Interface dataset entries
--------------------

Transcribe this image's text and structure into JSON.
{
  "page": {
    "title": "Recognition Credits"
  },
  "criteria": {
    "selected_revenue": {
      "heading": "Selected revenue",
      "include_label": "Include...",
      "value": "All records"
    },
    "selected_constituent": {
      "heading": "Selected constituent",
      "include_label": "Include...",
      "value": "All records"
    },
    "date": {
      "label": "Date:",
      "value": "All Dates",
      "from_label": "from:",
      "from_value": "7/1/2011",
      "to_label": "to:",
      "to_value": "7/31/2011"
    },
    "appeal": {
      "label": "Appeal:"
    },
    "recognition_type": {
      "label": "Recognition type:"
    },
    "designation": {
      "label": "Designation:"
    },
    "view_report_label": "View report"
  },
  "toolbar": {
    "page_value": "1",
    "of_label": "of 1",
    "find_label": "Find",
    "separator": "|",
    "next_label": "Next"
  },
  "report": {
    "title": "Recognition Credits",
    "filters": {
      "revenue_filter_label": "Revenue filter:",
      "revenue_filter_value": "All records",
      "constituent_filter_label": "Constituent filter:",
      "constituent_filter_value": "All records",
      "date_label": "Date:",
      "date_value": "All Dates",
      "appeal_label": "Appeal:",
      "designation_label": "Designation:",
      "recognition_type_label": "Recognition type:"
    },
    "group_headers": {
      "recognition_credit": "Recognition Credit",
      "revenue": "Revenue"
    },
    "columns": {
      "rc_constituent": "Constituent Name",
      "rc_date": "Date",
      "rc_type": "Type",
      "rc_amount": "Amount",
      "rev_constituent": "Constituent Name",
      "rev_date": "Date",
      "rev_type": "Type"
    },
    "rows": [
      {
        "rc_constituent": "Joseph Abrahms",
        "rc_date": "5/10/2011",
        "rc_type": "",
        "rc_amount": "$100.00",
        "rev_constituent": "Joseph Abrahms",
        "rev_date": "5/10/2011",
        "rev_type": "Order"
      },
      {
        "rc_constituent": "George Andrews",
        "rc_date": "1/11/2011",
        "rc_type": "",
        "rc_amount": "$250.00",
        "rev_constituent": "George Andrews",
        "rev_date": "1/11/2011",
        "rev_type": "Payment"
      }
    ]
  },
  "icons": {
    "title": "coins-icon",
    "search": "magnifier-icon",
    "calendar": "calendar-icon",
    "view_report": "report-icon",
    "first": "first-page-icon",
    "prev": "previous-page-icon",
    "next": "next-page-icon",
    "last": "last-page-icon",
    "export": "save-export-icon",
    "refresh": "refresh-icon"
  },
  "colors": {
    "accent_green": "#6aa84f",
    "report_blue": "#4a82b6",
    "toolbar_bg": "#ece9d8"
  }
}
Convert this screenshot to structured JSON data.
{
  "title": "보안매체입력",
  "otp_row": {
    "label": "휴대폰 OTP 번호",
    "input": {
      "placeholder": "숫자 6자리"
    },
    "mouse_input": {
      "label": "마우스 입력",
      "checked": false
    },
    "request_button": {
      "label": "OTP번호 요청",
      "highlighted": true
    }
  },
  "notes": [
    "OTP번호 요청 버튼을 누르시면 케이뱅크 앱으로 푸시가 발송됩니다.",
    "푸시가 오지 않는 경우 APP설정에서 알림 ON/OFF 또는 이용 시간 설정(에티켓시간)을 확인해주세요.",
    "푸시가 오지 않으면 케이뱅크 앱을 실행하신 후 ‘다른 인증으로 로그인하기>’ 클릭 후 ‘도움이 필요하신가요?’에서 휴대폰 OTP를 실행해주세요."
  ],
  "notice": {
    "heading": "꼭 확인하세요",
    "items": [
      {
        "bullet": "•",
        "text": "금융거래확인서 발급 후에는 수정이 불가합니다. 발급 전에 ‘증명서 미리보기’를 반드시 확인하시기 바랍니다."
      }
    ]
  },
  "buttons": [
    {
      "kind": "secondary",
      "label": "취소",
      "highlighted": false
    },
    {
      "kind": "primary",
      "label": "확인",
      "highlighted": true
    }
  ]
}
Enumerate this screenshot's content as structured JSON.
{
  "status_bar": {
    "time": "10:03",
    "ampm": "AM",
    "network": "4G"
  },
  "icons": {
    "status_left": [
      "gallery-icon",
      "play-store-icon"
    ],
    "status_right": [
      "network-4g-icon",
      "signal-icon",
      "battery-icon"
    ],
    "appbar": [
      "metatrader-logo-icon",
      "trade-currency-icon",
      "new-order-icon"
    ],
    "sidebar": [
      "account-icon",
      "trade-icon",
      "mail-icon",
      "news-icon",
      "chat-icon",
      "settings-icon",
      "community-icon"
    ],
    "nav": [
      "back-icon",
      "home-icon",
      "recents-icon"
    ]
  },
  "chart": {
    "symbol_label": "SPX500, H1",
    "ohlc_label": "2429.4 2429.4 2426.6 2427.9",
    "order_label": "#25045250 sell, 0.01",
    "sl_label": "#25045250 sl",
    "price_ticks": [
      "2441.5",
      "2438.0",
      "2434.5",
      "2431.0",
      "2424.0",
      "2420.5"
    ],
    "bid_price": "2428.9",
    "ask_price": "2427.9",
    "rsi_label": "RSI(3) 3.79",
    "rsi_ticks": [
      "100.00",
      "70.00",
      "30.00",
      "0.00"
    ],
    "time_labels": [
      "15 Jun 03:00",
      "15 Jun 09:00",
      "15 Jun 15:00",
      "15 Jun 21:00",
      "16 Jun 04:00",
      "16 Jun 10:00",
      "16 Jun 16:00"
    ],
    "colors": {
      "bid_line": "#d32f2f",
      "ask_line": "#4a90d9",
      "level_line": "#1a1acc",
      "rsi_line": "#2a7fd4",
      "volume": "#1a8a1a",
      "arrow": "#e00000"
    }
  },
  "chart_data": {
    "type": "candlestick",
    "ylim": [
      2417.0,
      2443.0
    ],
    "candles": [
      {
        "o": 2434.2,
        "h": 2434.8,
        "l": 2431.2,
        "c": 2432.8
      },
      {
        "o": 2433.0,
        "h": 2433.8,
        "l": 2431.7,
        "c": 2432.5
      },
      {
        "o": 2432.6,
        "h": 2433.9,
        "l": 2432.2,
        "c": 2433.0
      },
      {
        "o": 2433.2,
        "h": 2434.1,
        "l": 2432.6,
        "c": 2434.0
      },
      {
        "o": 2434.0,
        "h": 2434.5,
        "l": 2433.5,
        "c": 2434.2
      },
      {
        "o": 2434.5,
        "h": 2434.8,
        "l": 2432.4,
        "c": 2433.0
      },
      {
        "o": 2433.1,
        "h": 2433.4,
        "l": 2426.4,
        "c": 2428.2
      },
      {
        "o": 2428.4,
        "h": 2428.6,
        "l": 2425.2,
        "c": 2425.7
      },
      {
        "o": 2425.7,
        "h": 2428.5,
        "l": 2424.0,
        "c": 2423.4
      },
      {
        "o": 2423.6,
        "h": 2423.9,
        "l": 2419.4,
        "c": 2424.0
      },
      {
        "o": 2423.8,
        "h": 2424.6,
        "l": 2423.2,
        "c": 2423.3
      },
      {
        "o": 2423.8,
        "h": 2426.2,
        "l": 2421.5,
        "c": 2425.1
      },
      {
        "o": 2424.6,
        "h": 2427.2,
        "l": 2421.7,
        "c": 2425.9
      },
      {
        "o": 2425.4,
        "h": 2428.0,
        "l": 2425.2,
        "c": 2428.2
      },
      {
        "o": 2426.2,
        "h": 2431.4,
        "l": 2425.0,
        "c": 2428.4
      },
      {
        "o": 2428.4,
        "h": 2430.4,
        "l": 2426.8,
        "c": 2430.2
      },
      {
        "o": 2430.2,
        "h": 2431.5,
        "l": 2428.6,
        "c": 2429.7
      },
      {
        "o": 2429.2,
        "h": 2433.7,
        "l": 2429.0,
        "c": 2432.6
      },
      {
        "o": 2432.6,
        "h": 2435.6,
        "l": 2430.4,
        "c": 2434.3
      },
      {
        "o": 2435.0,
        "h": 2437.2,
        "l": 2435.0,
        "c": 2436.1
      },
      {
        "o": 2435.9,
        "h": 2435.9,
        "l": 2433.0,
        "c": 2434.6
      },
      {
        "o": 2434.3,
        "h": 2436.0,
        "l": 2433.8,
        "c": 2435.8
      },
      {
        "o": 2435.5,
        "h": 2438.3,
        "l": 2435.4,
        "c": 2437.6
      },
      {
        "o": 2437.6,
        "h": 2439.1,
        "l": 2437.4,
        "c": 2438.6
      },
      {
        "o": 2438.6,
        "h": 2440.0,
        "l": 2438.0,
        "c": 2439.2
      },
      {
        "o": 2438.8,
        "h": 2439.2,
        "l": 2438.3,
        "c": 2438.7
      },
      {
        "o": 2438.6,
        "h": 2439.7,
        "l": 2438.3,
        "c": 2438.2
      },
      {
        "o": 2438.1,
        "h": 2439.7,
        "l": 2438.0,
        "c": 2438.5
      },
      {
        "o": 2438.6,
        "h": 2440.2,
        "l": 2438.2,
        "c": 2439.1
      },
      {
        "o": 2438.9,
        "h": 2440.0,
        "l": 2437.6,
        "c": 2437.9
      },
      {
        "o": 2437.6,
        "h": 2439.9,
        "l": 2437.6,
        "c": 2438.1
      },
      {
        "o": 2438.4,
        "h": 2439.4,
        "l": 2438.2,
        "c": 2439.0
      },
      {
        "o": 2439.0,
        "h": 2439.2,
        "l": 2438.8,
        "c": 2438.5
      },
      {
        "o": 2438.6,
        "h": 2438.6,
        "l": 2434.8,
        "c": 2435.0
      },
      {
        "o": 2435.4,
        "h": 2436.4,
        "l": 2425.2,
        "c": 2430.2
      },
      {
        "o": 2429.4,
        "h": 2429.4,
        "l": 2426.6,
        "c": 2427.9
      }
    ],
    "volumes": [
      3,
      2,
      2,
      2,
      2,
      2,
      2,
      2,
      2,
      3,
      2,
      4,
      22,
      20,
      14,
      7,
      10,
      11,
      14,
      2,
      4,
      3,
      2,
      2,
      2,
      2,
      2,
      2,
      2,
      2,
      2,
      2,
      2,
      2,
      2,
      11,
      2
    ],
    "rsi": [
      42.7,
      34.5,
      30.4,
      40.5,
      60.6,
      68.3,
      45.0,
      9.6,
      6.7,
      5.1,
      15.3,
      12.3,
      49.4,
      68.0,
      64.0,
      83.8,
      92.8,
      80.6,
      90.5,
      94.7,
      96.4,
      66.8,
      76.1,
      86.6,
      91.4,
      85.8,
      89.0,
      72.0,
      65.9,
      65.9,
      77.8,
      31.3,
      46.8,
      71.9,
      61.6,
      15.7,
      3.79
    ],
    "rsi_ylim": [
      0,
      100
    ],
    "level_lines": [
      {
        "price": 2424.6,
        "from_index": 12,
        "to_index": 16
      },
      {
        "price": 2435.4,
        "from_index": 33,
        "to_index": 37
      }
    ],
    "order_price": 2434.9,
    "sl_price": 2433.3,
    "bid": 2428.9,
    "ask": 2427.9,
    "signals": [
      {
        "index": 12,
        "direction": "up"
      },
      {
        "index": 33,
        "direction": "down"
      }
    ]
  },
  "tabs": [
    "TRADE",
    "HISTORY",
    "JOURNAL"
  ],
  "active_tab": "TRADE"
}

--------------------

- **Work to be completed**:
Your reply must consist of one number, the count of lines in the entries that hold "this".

- **Reply to the exercise**:
3